All lines with the word "true" are to be found and copied from the listing.

BEGIN SUPPLIED MATERIAL

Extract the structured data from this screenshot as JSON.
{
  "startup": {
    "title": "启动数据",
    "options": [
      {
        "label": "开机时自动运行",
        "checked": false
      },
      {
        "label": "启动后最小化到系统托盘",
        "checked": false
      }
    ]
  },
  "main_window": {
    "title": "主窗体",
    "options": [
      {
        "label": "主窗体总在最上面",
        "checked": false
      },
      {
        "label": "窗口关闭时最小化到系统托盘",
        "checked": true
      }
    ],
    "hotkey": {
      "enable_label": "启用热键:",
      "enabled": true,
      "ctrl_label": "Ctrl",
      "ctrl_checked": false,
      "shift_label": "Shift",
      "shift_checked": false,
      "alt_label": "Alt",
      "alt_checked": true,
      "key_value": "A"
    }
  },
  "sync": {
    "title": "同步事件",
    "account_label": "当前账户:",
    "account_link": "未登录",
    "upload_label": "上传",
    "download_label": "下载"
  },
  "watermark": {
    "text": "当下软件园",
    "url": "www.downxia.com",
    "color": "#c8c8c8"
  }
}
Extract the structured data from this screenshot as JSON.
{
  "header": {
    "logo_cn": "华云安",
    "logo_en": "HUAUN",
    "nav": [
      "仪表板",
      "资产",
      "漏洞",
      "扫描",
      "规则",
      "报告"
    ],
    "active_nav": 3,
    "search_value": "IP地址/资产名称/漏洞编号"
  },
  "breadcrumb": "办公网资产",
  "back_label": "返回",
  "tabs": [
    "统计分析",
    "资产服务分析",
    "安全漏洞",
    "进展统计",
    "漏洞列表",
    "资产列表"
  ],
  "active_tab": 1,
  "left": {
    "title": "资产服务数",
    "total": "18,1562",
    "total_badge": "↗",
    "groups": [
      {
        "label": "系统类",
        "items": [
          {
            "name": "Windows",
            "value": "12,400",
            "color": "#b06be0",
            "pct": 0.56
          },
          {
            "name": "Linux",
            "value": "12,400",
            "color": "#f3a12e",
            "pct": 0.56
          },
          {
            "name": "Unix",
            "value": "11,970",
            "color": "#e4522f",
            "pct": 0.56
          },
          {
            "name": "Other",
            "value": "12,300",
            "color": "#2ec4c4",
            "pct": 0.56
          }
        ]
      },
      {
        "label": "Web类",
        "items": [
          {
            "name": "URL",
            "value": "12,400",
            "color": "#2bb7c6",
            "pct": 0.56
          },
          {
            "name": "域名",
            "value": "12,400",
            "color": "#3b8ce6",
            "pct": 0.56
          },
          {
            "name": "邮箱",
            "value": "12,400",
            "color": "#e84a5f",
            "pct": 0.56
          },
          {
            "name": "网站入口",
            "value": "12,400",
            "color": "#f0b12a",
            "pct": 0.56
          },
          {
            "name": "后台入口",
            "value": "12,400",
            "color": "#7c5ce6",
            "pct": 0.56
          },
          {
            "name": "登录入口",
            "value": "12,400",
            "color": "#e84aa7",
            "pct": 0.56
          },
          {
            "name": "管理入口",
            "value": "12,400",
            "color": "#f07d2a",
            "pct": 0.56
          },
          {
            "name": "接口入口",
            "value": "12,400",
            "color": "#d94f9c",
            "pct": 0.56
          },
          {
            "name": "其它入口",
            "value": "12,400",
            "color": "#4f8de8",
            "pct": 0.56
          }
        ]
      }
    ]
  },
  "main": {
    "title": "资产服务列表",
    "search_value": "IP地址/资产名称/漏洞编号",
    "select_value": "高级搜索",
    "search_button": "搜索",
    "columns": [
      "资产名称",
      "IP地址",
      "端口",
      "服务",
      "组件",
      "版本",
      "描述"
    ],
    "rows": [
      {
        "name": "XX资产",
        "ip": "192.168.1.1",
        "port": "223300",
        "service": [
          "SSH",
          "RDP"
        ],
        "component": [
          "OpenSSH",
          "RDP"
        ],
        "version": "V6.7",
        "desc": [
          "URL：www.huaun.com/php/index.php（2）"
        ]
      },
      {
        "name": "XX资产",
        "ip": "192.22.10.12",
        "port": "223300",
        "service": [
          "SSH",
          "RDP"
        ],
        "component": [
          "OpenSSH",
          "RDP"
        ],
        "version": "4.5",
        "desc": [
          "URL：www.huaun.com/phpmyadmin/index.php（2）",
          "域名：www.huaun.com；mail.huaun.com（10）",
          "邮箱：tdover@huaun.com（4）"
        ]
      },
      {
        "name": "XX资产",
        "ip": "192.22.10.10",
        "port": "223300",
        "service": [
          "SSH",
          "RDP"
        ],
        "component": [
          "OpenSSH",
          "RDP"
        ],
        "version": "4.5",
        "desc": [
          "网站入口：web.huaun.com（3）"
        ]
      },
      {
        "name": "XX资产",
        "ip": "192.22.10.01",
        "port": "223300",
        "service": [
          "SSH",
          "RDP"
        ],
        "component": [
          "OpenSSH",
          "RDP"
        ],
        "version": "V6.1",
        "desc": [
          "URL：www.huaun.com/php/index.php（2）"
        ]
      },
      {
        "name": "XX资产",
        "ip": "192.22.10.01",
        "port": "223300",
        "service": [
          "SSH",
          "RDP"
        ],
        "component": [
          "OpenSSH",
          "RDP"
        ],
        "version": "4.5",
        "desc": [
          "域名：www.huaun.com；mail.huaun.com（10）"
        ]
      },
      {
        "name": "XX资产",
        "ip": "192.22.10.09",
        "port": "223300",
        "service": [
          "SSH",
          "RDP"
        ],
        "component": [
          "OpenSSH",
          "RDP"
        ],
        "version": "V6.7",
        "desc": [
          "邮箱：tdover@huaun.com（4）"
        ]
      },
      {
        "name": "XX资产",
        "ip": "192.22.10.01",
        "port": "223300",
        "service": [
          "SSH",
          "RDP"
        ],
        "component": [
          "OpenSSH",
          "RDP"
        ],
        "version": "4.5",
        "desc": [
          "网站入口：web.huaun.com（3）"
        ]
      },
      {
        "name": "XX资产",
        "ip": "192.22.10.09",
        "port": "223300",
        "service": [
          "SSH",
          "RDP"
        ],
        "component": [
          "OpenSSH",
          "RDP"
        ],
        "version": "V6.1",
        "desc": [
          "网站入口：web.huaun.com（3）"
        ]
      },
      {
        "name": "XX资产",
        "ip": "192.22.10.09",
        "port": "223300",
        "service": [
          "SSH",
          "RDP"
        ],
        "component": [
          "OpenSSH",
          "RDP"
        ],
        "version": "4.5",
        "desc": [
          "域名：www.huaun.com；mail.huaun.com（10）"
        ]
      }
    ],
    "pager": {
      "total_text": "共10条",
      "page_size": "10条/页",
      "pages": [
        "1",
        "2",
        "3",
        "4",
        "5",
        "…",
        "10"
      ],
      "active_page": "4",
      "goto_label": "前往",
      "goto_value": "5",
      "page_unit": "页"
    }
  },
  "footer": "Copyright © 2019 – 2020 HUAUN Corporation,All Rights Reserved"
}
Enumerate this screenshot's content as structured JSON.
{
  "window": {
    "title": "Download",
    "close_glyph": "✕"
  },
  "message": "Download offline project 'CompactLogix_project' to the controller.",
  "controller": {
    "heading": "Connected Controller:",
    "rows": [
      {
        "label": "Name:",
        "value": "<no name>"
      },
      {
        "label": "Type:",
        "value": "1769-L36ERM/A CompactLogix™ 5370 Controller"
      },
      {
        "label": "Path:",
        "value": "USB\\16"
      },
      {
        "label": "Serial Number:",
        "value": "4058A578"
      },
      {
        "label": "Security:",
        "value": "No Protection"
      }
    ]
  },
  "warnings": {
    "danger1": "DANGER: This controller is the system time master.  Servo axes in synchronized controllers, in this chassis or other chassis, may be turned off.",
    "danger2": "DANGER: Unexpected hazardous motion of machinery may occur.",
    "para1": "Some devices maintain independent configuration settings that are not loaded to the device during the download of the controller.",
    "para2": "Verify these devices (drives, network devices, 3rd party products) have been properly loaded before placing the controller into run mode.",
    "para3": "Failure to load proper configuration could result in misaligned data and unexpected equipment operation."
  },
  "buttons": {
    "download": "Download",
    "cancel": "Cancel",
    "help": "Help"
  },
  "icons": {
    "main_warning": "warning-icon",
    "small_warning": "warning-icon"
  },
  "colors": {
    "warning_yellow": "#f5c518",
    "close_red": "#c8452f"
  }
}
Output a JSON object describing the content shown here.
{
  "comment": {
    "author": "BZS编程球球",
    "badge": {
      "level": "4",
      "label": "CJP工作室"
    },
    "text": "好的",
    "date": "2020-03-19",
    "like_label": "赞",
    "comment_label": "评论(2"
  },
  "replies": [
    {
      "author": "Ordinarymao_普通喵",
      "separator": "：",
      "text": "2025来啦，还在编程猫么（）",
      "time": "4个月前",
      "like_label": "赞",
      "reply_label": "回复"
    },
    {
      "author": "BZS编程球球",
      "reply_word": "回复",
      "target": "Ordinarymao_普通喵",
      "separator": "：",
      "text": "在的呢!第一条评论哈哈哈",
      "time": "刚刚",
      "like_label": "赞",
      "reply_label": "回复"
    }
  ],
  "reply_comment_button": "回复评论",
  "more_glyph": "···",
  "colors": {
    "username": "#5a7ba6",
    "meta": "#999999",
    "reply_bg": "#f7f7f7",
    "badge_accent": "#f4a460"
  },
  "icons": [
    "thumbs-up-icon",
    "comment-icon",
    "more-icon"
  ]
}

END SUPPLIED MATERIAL

ANSWER AREA:
        "checked": true
      "enabled": true,
      "alt_checked": true,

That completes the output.